By failing to invite the PA to the conference, Kerry indicated that he does not see any role for Abbas and his loyalists in a post-Hamas Gaza Strip. Kerry chose to conduct indirect negotiations with Hamas through their patrons in Doha and Ankara.
By ignoring Egypt, which considers Hamas a threat to its national security and has been conducting its own war against the Islamist movement over the past year, Kerry sent a message to the Arabs and Muslims according to which the U.S. Administration is on the side of the Muslim Brotherhood and its allies.
"Kerry is exploiting the war to restore the influence of Muslim Brotherhood in the region," charged a Palestinian official in Ramallah. "The Americans mistakenly think that moderate political Islam, represented by Muslim Brotherhood, would be able to combat radical Islam. The Americans are trying to bring the Muslim Brotherhood back to the region."
Another Palestinian official accused President Barack Obama and Kerry of organizing a "Friends of Hamas" conference in Paris. "How can you hold such a conference without inviting representatives of the Palestinian Authority and Egypt?" he asked. "Qatar and Turkey are happy to see the Obama Administration help them in their effort to save Hamas and embolden Muslim Brotherhood."

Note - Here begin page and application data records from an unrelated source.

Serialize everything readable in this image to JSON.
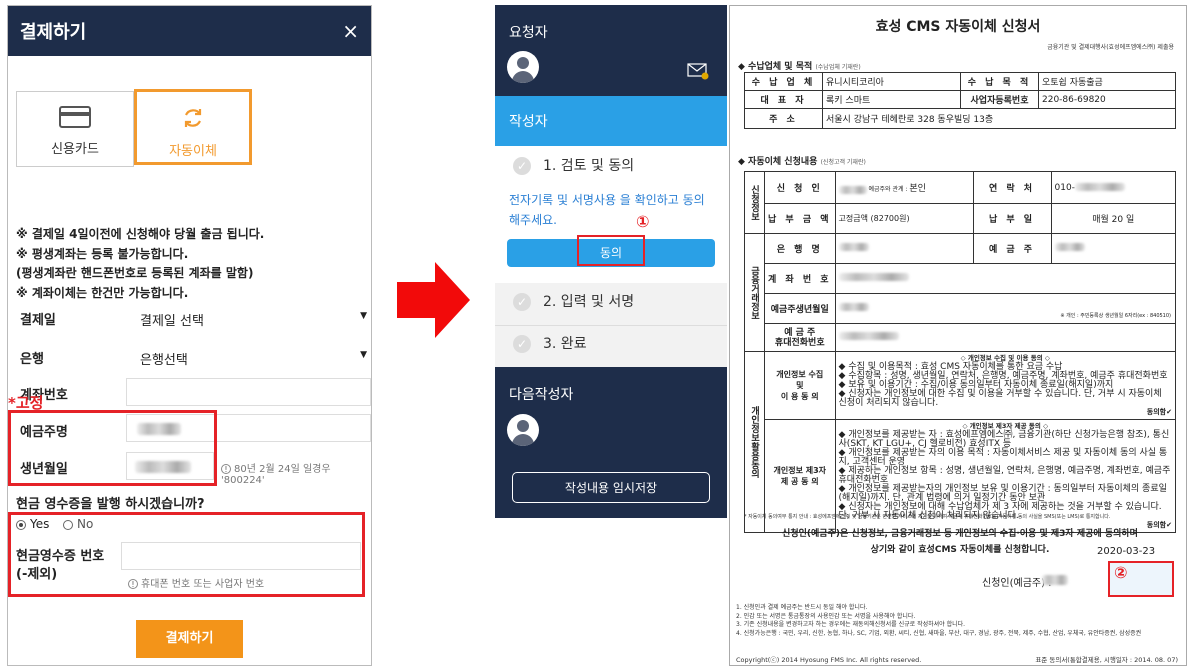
{
  "left": {
    "title": "결제하기",
    "close_icon": "×",
    "tabs": [
      {
        "label": "신용카드",
        "icon": "credit-card-icon"
      },
      {
        "label": "자동이체",
        "icon": "refresh-icon",
        "active": true
      }
    ],
    "notes": [
      "※ 결제일 4일이전에 신청해야 당월 출금 됩니다.",
      "※ 평생계좌는 등록 불가능합니다.",
      "(평생계좌란 핸드폰번호로 등록된 계좌를 말함)",
      "※ 계좌이체는 한건만 가능합니다."
    ],
    "fields": {
      "payday_label": "결제일",
      "payday_value": "결제일 선택",
      "bank_label": "은행",
      "bank_value": "은행선택",
      "account_label": "계좌번호",
      "holder_label": "예금주명",
      "birth_label": "생년월일",
      "birth_hint": "80년 2월 24일 일경우 '800224'"
    },
    "fixed_annotation": "*고정",
    "receipt_question": "현금 영수증을 발행 하시겠습니까?",
    "receipt_options": [
      {
        "label": "Yes",
        "selected": true
      },
      {
        "label": "No",
        "selected": false
      }
    ],
    "receipt_number_label_1": "현금영수증 번호",
    "receipt_number_label_2": "(-제외)",
    "receipt_hint": "휴대폰 번호 또는 사업자 번호",
    "pay_button": "결제하기",
    "colors": {
      "header": "#1e2d4a",
      "accent": "#f39419",
      "annotation": "#e52227"
    }
  },
  "mid": {
    "requester_heading": "요청자",
    "mail_icon": "mail-icon",
    "writer_heading": "작성자",
    "steps": [
      {
        "label": "1. 검토 및 동의"
      },
      {
        "label": "2. 입력 및 서명"
      },
      {
        "label": "3. 완료"
      }
    ],
    "agree_message": "전자기록 및 서명사용 을 확인하고 동의 해주세요.",
    "agree_button": "동의",
    "next_writer_heading": "다음작성자",
    "save_button": "작성내용 임시저장",
    "markers": {
      "one": "①",
      "two": "②"
    },
    "colors": {
      "panel": "#1e2d4a",
      "highlight": "#2aa0e6"
    }
  },
  "doc": {
    "title": "효성 CMS 자동이체 신청서",
    "subtitle": "금융기관 및 결제대행사(효성에프엠에스㈜) 제출용",
    "section1_heading": "◆ 수납업체 및 목적",
    "section1_note": "(수납업체 기재란)",
    "company": {
      "label_company": "수 납 업 체",
      "company_value": "유니시티코리아",
      "label_purpose": "수 납 목 적",
      "purpose_value": "오토쉽 자동출금",
      "label_ceo": "대 표 자",
      "ceo_value": "록키 스마트",
      "label_bizno": "사업자등록번호",
      "bizno_value": "220-86-69820",
      "label_address": "주 소",
      "address_value": "서울시 강남구 테헤란로 328 동우빌딩 13층"
    },
    "section2_heading": "◆ 자동이체 신청내용",
    "section2_note": "(신청고객 기재란)",
    "applicant": {
      "group_applicant": "신청정보",
      "label_name": "신 청 인",
      "name_note": "예금주와 관계 :",
      "relation_value": "본인",
      "label_contact": "연 락 처",
      "contact_value": "010-",
      "label_amount": "납 부 금 액",
      "amount_prefix": "고정금액 (",
      "amount_value": "82700",
      "amount_suffix": "원)",
      "label_payday": "납 부 일",
      "payday_value": "매월   20   일",
      "group_finance": "금융거래정보",
      "label_bank": "은 행 명",
      "label_holder": "예 금 주",
      "label_account": "계 좌 번 호",
      "label_birth": "예금주생년월일",
      "birth_note": "※ 개인 : 주민등록상 생년월일 6자리(ex : 840510)",
      "label_phone_1": "예 금 주",
      "label_phone_2": "휴대전화번호"
    },
    "privacy": {
      "group": "개인정보활용동의",
      "collect_label_1": "개인정보 수집",
      "collect_label_2": "및",
      "collect_label_3": "이 용 동 의",
      "collect_heading": "◇ 개인정보 수집 및 이용 동의 ◇",
      "collect_items": [
        "◆ 수집 및 이용목적 : 효성 CMS 자동이체를 통한 요금 수납",
        "◆ 수집항목 : 성명, 생년월일, 연락처, 은행명, 예금주명, 계좌번호, 예금주 휴대전화번호",
        "◆ 보유 및 이용기간 : 수집/이용 동의일부터 자동이체 종료일(해지일)까지",
        "◆ 신청자는 개인정보에 대한 수집 및 이용을 거부할 수 있습니다. 단, 거부 시 자동이체 신청이 처리되지 않습니다."
      ],
      "collect_agree": "동의함",
      "provide_label_1": "개인정보 제3자",
      "provide_label_2": "제 공 동 의",
      "provide_heading": "◇ 개인정보 제3자 제공 동의 ◇",
      "provide_items": [
        "◆ 개인정보를 제공받는 자 : 효성에프엠에스㈜, 금융기관(하단 신청가능은행 참조), 통신사(SKT, KT LGU+, CJ 헬로비전) 효성ITX 등",
        "◆ 개인정보를 제공받는 자의 이용 목적 : 자동이체서비스 제공 및 자동이체 동의 사실 통지, 고객센터 운영",
        "◆ 제공하는 개인정보 항목 : 성명, 생년월일, 연락처, 은행명, 예금주명, 계좌번호, 예금주 휴대전화번호",
        "◆ 개인정보를 제공받는자의 개인정보 보유 및 이용기간 : 동의일부터 자동이체의 종료일(해지일)까지. 단, 관계 법령에 의거 일정기간 동안 보관",
        "◆ 신청자는 개인정보에 대해 수납업체가 제 3 자에 제공하는 것을 거부할 수 있습니다. 단, 거부 시 자동이체 신청이 처리되지 않습니다."
      ],
      "provide_agree": "동의함"
    },
    "notice_small": "* 자동이체 동의여부 통지 안내 : 효성에프엠에스㈜ 및 금융기관은 안전한 서비스의 제공을 위하여 예금주 휴대전화번호로 자동이체 동의 사실을 SMS(또는 LMS)로 통지합니다.",
    "consent_line_1": "신청인(예금주)은 신청정보, 금융거래정보 등 개인정보의 수집·이용 및 제3자 제공에 동의하며",
    "consent_line_2": "상기와 같이 효성CMS 자동이체를 신청합니다.",
    "date": "2020-03-23",
    "signer_label": "신청인(예금주) :",
    "footnotes": [
      "1. 신청인과 결제 예금주는 반드시 동일 해야 합니다.",
      "2. 인감 또는 서명은 통금통장의 사용인감 또는 서명을 사용해야 합니다.",
      "3. 기존 신청내용을 변경하고자 하는 경우에는 재동의해신청서를 신규로 작성하셔야 합니다.",
      "4. 신청가능은행 : 국민, 우리, 신한, 농협, 하나, SC, 기업, 외환, 씨티, 신협, 새마을, 부산, 대구, 경남, 광주, 전북, 제주, 수협, 산업, 우체국, 유안타증권, 삼성증권"
    ],
    "copyright": "Copyright(ⓒ) 2014 Hyosung FMS Inc. All rights reserved.",
    "form_version": "표준 동의서(통합결제용, 시행일자 : 2014. 08. 07)"
  }
}
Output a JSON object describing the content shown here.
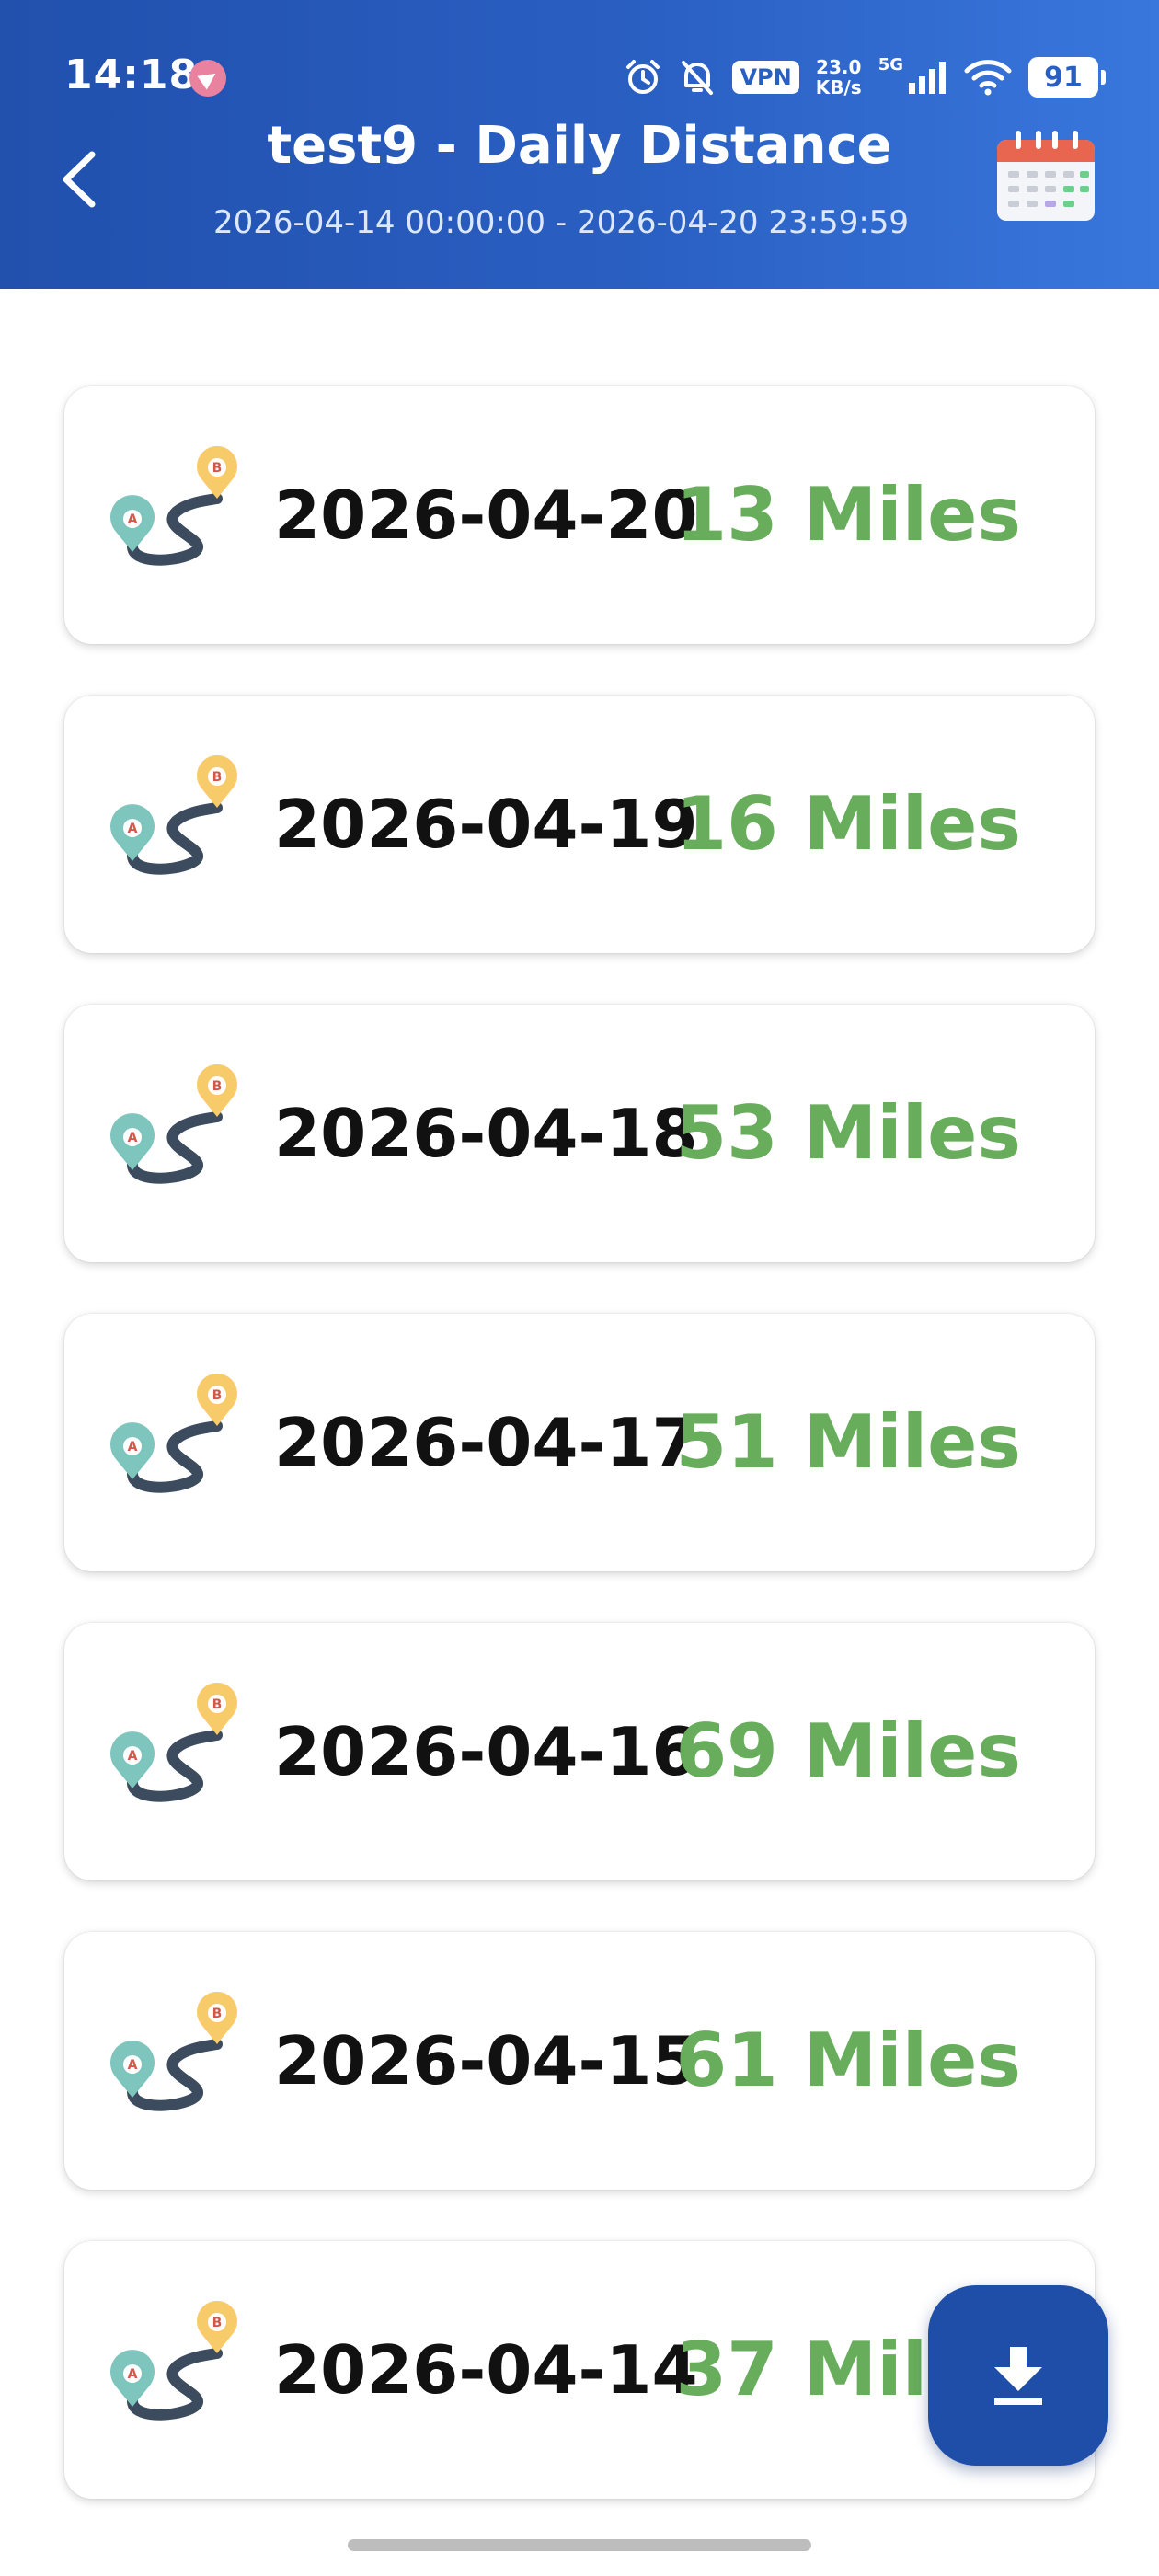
{
  "status_bar": {
    "time": "14:18",
    "vpn": "VPN",
    "speed_value": "23.0",
    "speed_unit": "KB/s",
    "network": "5G",
    "battery": "91",
    "icons": [
      "app-notification-icon",
      "alarm-icon",
      "mute-icon",
      "vpn-icon",
      "signal-icon",
      "wifi-icon",
      "battery-icon"
    ]
  },
  "header": {
    "title": "test9 - Daily Distance",
    "date_range": "2026-04-14 00:00:00  -  2026-04-20 23:59:59",
    "back_icon": "chevron-left-icon",
    "calendar_icon": "calendar-icon"
  },
  "colors": {
    "header_gradient_start": "#2150ad",
    "header_gradient_end": "#3977dd",
    "distance_green": "#67ad5b",
    "fab_blue": "#1f4ea8",
    "pin_a": "#7ec5be",
    "pin_b": "#f7cb6a",
    "road": "#3d4b5e"
  },
  "items": [
    {
      "date": "2026-04-20",
      "distance": "13 Miles"
    },
    {
      "date": "2026-04-19",
      "distance": "16 Miles"
    },
    {
      "date": "2026-04-18",
      "distance": "53 Miles"
    },
    {
      "date": "2026-04-17",
      "distance": "51 Miles"
    },
    {
      "date": "2026-04-16",
      "distance": "69 Miles"
    },
    {
      "date": "2026-04-15",
      "distance": "61 Miles"
    },
    {
      "date": "2026-04-14",
      "distance": "37 Miles"
    }
  ],
  "route_icon": {
    "pin_a_label": "A",
    "pin_b_label": "B"
  },
  "fab": {
    "icon": "download-icon"
  }
}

Alarmed by Kerry's alliance with Qatar and Turkey, Abbas flew earlier this week to Jeddah for emergency talks with Saudi King Abdullah bin Abdel Aziz.
According to a senior Abbas advisor, the Palestinian Authority president urged the Saudi monarch to exert pressure on the Obama Administration to keep Qatar and Turkey out of the picture.
The advisor said that Saudi Arabia voiced support for demands to demilitarize the Gaza Strip as part of any cease-fire agreement. "Demilitarizing the Gaza Strip would mean the end of Hamas," the advisor said. "The Egyptians, Saudis and other Arab countries also share this view. They are also upset with Kerry's effort to rely on Qatar and Turkey to solve the crisis. These two countries are interested in keeping Hamas in power."
Abbas and the PA continue to insist that any solution to the current crisis be achieved only through Egypt, which is interested in seeing an end to Hamas' rule over the Gaza Strip.
But the Obama Administration obviously does not share this view. It has chosen a different path -- one that would result in keeping Hamas in power and empowering the Muslim Brotherhood at the expense of moderate, pro-Western Arabs and Muslims.
Palestinian officials in Ramallah made it clear this week that they no longer trust the US Administration because of Kerry's attempt to "appease" Qatar and Turkey at the expense of the Palestinian Authority and Egypt.
"Someone needs to remind Kerry that Qatar is not the sole and legitimate representative of the Palestinians," said a senior Palestinian official in Ramallah.
Another official, Ahmed Majdalani, warned that the Palestinians and Egyptians wouldn't allow Kerry to "bypass" their leaders and meddle in the internal affairs of the Palestinian people.
By siding with Qatar and Turkey, the Obama Administration is effectively expressing its opposition to the demilitarization of the Gaza Strip. Moreover, the Obama Administration now finds itself on the same side with Iran, which is also vehemently opposed to disarming Hamas.
By turning its back on the Palestinian Authority, Egypt and Saudi Arabia, the Obama Administration has paved the way for Iranian intervention in the conflict.
The Iranians, with whom the U.S. is negotiating on nuclear weapons -- amid fears in the Middle East that the U.S. will capitulate to Tehran's demands if it has not effectively capitulated to them already -- have now joined Qatar and Turkey in opposing any attempt to confiscate Hamas's weapons.
On Wednesday, a senior Iranian military official, Gen. Qassem Slimani, issued an unprecedented warning against any attempt to disarm Hamas and other terror groups in the Gaza Strip.
"Disarming the (Palestinian) resistance groups is an illusion and it will not happen," he said.
Such a warning would not have been issued had the Iranians not sensed weakness on the part of the Obama Administration. Hamas, the Muslim Brotherhood and their patrons in Qatar, Turkey and Iran are clearly satisfied with the way the Obama Administration is handling the conflict.